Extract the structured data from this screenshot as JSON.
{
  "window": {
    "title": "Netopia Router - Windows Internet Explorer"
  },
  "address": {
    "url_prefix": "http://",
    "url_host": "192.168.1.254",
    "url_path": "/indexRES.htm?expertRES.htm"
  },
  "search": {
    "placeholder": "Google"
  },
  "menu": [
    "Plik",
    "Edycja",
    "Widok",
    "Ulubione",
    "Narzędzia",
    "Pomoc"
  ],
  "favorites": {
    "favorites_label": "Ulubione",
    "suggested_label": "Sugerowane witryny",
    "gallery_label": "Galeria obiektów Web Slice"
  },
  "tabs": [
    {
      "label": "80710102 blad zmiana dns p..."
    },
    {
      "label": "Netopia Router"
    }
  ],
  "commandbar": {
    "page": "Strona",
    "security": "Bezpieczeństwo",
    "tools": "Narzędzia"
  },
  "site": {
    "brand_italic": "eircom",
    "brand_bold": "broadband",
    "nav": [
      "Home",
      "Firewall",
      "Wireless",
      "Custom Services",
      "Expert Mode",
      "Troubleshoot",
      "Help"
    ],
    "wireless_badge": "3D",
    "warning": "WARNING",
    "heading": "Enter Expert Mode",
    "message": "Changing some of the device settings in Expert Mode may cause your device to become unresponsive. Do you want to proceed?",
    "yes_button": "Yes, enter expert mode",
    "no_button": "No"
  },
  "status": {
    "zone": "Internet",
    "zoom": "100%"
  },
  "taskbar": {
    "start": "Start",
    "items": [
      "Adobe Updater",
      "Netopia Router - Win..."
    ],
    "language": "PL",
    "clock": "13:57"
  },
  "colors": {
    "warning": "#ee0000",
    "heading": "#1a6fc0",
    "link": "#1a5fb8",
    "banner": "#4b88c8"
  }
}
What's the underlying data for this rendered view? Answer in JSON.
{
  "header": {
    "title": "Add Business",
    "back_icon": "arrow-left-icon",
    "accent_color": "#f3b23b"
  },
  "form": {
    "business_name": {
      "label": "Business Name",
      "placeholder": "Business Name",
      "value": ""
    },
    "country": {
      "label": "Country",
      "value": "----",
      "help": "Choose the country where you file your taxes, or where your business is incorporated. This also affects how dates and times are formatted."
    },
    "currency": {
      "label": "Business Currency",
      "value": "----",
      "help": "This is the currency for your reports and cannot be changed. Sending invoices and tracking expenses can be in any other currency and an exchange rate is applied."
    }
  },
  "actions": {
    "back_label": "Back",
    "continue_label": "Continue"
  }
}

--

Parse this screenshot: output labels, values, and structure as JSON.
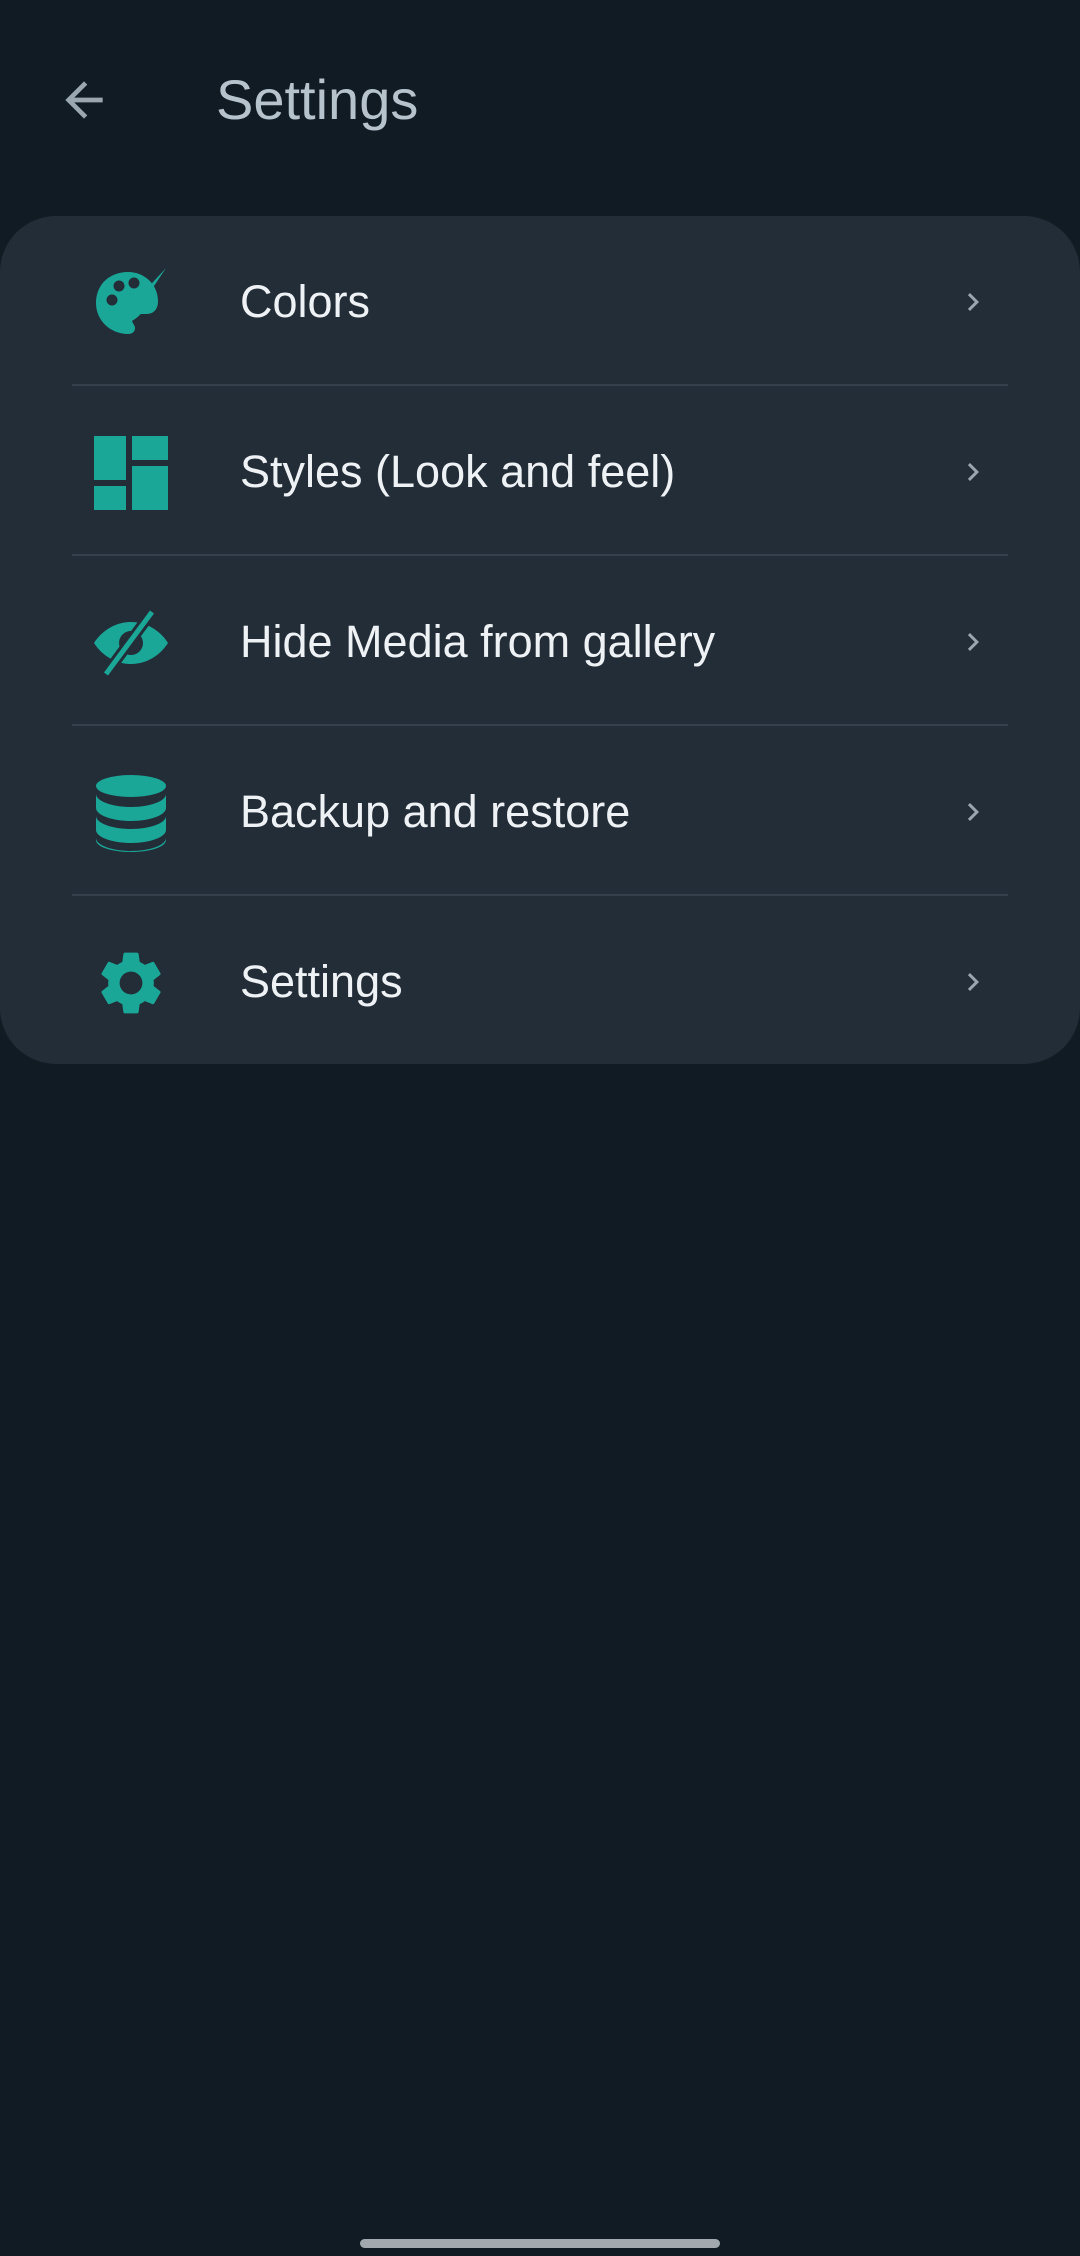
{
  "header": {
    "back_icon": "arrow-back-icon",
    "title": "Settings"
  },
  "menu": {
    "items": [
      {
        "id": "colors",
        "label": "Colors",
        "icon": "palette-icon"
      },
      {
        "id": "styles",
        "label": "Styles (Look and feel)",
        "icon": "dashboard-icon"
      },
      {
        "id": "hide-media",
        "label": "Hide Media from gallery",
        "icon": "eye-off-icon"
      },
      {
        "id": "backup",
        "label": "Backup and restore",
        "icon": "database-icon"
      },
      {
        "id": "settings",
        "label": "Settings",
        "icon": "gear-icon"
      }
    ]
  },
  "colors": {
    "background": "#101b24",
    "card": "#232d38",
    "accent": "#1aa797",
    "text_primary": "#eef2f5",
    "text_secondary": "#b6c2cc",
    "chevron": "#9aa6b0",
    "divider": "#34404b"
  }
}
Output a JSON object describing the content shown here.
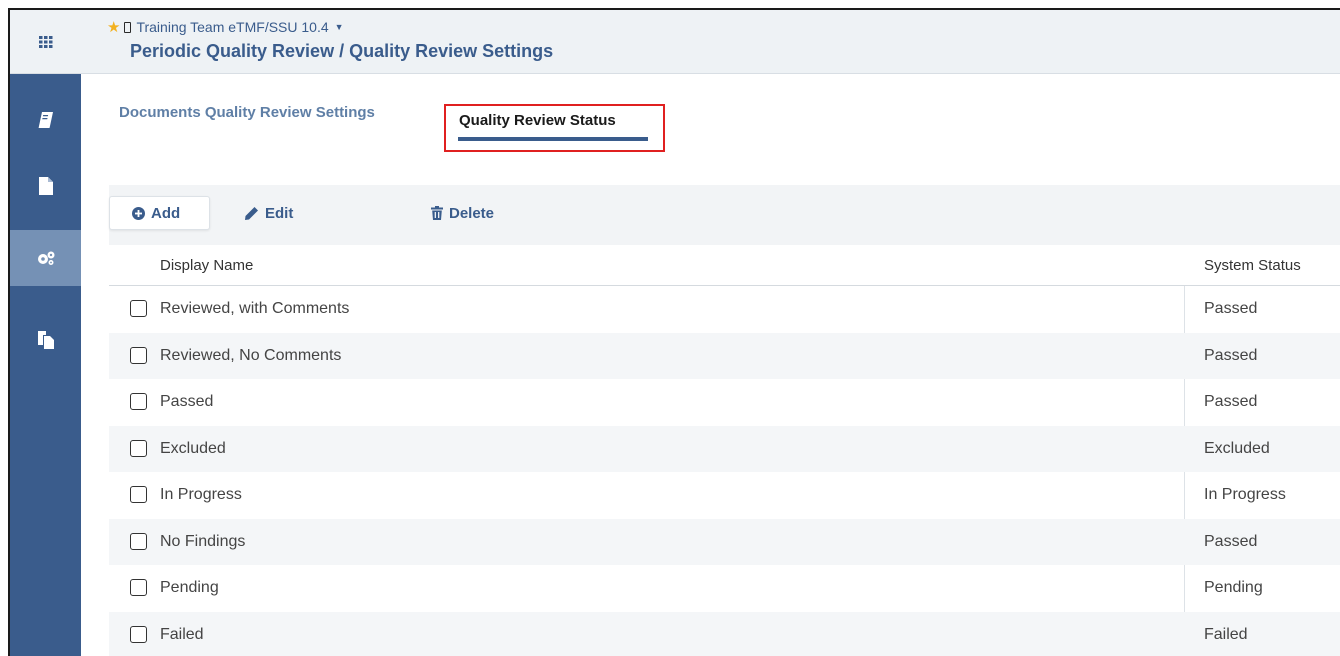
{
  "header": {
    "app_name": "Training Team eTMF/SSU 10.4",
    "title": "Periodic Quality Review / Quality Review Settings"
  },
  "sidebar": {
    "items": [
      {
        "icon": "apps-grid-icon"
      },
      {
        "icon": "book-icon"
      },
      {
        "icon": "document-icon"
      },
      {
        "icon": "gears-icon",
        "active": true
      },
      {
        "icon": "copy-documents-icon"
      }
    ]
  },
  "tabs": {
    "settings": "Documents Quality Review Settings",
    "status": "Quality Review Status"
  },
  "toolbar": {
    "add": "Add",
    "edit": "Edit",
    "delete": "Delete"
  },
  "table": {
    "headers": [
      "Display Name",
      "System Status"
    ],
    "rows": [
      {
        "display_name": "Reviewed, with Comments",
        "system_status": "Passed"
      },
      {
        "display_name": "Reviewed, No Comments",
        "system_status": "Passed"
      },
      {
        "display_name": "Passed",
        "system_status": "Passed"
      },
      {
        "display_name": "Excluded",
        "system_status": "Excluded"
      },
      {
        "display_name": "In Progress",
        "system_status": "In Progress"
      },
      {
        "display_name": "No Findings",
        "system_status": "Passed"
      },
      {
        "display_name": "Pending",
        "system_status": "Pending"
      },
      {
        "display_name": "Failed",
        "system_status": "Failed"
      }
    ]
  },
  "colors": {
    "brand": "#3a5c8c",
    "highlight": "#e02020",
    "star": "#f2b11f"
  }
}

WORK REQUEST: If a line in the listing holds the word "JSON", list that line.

TASK RESPONSE:
Extract the structured data from this screenshot as JSON.
What's the underlying data for this rendered view? Answer in JSON.
Parse this screenshot: output labels, values, and structure as JSON.
Output a JSON object describing the content shown here.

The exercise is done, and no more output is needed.